The fifth series of Downton Abbey has now had its Swedish premiere (last Saturday). While I'm of course buoyed up no end - this is one of the year's highlights for me - I'm not quite as euphoric as after the first episode of series four last year. I'm nervous about series five. Something tells me it will be a nerve-racking affair. Be careful what you wish for, if what you wish for is a worthwhile storyline for your favourite Downton character, because that usually also means trauma.
Sometimes I wonder if life would be easier if I wasn't a villain-lover, and instead fancied heroes like most people. But when it comes to Downton, such a course wouldn't make me safe from anxious moments either. Matthew died. Mr Bates is suspected of murder again, and may actually have done it this time (though I still don't think he did). Branson has taken up with a bolshie school teacher who gets up people's noses - honestly, where's his judgment gone since Sybil died? Let's face it: until the last episode has peacefully concluded, we will have reason enough to worry about most of the characters' chances of a happy ending.
So I might as well worry about Thomas. The reviews I've read of episode one tend to find that the Lady Anstruther plot-line - where Jimmy gets entangled with his old employer who, contrary to my predictions, was all too ready to forgive him for having quitted his post with her - was one of the best things about the episode. I agree, it was juicy, but I'm concerned about the consequences. Will Jimmy really leave now? Is his fragile friendship with Thomas at an end, just as they had reached mutual first-name status? How will this affect Thomas's mood and, importantly, will it make him more inclined to commit the ghastly mistake of squealing on Bates (when he finds out about his suspicious trip to London and the rest, which is surely only a matter of time)? Quite apart from not really wanting Bates to swing - though, innocent or guilty, the silly man brought it on himself - I can foresee the dire effect squealing would have on Thomas. All sympathy with him would be at an end from the other Downton characters; from Downton viewers inclined to give him the benefit of the doubt until now; in fact, from everyone except myself. Oh, to be back in the times of the series three finale, when supporting Thomas was considered fine and dandy for a while.

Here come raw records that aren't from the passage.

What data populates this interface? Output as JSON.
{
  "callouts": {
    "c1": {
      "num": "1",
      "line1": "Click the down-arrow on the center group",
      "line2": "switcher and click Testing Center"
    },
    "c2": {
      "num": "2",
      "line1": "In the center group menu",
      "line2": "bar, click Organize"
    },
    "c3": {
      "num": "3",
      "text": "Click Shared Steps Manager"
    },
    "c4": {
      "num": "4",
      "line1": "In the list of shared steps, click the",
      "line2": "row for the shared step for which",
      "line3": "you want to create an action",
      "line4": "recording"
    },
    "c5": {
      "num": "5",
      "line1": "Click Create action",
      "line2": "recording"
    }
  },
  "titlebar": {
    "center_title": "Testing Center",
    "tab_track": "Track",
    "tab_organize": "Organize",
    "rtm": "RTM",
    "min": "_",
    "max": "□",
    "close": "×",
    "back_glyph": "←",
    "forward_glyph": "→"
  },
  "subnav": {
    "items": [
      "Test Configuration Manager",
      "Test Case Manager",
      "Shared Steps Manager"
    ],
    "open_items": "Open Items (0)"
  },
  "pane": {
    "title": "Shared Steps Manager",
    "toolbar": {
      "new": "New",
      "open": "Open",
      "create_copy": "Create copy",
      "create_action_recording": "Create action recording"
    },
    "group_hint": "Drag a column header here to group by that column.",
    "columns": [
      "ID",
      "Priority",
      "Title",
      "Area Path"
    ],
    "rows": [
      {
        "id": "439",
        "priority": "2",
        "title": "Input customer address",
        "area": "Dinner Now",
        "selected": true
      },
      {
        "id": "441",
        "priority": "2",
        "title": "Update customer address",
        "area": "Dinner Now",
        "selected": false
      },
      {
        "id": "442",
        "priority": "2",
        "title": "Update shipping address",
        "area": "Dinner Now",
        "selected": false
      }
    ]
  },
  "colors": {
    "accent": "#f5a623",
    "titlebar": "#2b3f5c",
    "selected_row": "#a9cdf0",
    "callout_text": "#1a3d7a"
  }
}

Oh well, enough manservant-bellyaching. Luckily, there are some points about Downton - however outlandish one's sympathies - about which most viewers can agree. One of these is that poor Lady Edith is being given far too grisly a time. By now, if comments on the series are anything to go by, Fellowes - who seems to prefer icy Lady Mary to her sister - is in something of a minority. He has admitted in interviews to "punishing" Edith for her passiveness, but she isn't really passive. For someone supposedly more conventionally minded than her sisters, she has time and again dared to leave her comfort zone. She learned to drive during wartime, then figured out how she could be most helpful in the Downton convalescent home. She decided to write articles for magazines. She stuck to the man she loved, although he was married (to a madwoman, allegedly), and had an all-too-brief affair with him. She had his baby, and arranged for it to be brought up close to her in defiance of her aunt's advice. How much more actively taking charge of her life will she have to do before Fellowes takes pity on her? Let's hope, when the happy endings are handed out at Downton's conclusion (the end of series six, maybe?), that hers is an especially blissful one.